Pavel Klachkou, Lessons Learned: Overcoming Challenges 5 min
Pavel Klachkou shares his experience running ROUTINE AUTOMATION, the Salesforce company. Those interested in learning from real-world examples of overcoming obstacles in a business context, especially involving Salesforce partnerships, will find it extremely insightful.
As the great philosopher Socrates once said, “I know that I know nothing”. This paradox has been a guiding principle for us, and we’ve made it a priority to constantly improve our skills by researching, analyzing, and putting theory into practice.
After 3.5 years…
Starting a company involves navigating numerous obstacles, and uncertainties, and taking on significant responsibilities. It’s natural to feel overwhelmed at times but remember that everyone encounters these challenges. It requires knowledge, experience and systematic thinking, and rational approaches to make it right. And these are what you will always lack and feel like you know nothing.
Before speaking about the challenges, it is important to tell why these challenges are needed. The goals I pursue are the following:
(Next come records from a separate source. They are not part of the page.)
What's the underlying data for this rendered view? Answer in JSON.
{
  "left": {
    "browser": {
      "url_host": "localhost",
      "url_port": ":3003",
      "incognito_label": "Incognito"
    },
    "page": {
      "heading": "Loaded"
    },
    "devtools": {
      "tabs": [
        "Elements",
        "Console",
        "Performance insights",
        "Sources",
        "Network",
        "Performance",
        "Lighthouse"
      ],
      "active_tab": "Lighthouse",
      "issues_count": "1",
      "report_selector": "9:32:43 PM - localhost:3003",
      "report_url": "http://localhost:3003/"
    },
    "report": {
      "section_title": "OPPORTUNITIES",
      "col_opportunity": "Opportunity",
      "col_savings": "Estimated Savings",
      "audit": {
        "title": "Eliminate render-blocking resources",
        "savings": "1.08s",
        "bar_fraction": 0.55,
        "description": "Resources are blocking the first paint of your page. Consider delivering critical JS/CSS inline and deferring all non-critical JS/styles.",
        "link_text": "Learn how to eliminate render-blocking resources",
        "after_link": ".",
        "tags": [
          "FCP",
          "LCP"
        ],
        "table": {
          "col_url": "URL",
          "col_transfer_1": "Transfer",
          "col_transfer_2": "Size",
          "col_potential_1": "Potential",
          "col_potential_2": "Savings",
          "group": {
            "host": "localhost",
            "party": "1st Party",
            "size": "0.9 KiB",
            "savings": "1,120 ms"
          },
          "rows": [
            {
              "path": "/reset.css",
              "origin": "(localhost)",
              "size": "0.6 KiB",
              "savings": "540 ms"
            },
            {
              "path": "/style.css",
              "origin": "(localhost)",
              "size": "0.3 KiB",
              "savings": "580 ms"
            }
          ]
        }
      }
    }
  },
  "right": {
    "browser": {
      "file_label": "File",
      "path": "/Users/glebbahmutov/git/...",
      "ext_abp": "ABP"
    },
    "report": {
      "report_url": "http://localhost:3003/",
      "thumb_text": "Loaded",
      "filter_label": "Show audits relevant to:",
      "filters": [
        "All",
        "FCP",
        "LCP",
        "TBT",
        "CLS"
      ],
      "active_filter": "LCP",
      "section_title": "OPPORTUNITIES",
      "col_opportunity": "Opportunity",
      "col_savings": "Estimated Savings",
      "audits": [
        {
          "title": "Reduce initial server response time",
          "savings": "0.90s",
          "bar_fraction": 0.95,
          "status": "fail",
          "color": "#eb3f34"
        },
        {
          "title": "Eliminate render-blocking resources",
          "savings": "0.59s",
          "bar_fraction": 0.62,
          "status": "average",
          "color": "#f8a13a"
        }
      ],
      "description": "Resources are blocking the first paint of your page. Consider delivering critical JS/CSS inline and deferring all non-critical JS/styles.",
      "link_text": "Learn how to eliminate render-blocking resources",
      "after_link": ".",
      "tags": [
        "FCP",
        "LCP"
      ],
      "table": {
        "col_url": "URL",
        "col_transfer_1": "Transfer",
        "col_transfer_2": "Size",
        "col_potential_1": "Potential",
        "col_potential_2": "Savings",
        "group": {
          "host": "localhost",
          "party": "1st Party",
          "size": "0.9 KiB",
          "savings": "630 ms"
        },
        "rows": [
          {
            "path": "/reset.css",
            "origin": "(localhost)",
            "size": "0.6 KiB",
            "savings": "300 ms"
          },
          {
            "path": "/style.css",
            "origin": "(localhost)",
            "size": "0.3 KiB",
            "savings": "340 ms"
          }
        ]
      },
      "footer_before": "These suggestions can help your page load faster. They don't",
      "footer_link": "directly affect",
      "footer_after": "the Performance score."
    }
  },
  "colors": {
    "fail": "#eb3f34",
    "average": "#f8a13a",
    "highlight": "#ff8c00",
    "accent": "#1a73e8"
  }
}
🧩 Become a self-sufficient company. ROUTINE AUTOMATION (RA) company started with my personal entrepreneurship efforts, without any outside investments or loans, relying only on the time and skills of those I worked with. The company should thrive, work, and grow without relying on investments. Any investment needs should only serve to double or triple the growth rate.
🧩 Raise technical skill standards. Gather experts and develop the best training program for individuals. Attract people eager to learn and passionate about effective, rational solutions. Create a company that is an excellent workplace for skill development.
🧩 Build the brand. Establish a name that speaks for itself, and make sure everyone knows that RA represents quality and dependability.
Don’t miss out on this article:
Why I started Routine Automation
👉 1. Nobody knows you and nobody trusts you.
Exaggeration, but still, you need to raise your brand awareness. You have a great team that provides great outcomes. Let people know who you are and what you are. Maintain and improve reputation. The only thing to do here is to keep doing what you are doing every day, having the discipline to improve a bit, but every day. And not to forget to reflect and share the results with others.
👉 2. There are no processes and workflows established in the newly created company.
The absence of established processes and workflows during the initial phase means everything must be built from scratch. Implementing new processes can be challenging due to associated costs, employee resistance, and learning curves. Having a clear vision of how things should work is different from having a system that has been in place for years.
👉 3. Economics and its main principle, scarcity, constantly affect our lives.
Limited resources like time and money should be used wisely to maximize outcomes. Good financial analytics and bookkeeping can help avoid wasteful spending and guide sound decision-making by providing insights on key financial metrics. Logic clearly dictates that the needs of the many outweigh the needs of the few.
👉 4. Companies are run by people, and conflicts often arise between the needs and interests of individuals and groups.
It’s important to find common ground that unites people and aligns their interests. Foster teamwork and knowledge sharing, encourage clear and open communication within the team and promote transparency. Focus on interests rather than positions, and advocate for rational decision-making. Most importantly, show respect for all team members.
For me personally, the most challenging aspect was the Socratic paradox – “I know that I know nothing.” I started the business without proper experience in running a company or specialized education and theoretical foundation. Before starting it, I was advised to obtain an MBA degree first. However, I didn’t listen and have never regretted it. I choose to move forward rather than dot every i and cross every t.
👉 5. Another important challenge is – “I want it all, and I want it now”
Growing 1% a day or even a week is a great result. In 70 days, you can double your progress. However, when you obsess over the numbers and constantly rush for better performance, life becomes stressful, leading to a significant decline in performance. So, relax and keep going.
What was Learned
Only a fool learns from his own mistakes. The wise man learns from the mistakes of others.― Otto von Bismarck.
When starting something new, you need to learn twice or even three times as much as you did before. Gain knowledge not only from books but also from the people you talk to. It’s much more enjoyable to avoid mistakes because you’re aware of them, rather than learning the hard way.
Most importantly, accept and value crisis and recession times as opportunities for growth and improvement. These challenging periods enable us to refine and optimize our business operations, reduce costs, reassess values, develop new expertise, and adapt to the changing world.
Effective management is crucial to building in any company, but first, you must find the right balance between delegation and control. Clearly communicate goals to set expectations. Trust your team to do their work. Offer help and advice when needed and track progress without being too controlling. Promote open communication to solve potential problems before they get worse and assign responsibilities instead of specific tasks to empower your team.
Invest in your team’s skills through training and development opportunities. This builds their confidence and improves their ability to handle tasks independently. Recognize and reward performance for motivating your team to continue performing at a high level. By finding the right balance between control and delegation, you can create a more efficient and motivated team while ensuring tasks are completed to your satisfaction.
Avoid pseudo-experts. Listen, and value the real experts. It is important to do your own research and due diligence before accepting someone’s claims of expertise. Many people claim to be experts, but not all of them have the qualifications or experience to back up their claims. Some people may have a limited understanding of a subject but present themselves as experts, while others may have ulterior motives for portraying themselves as experts.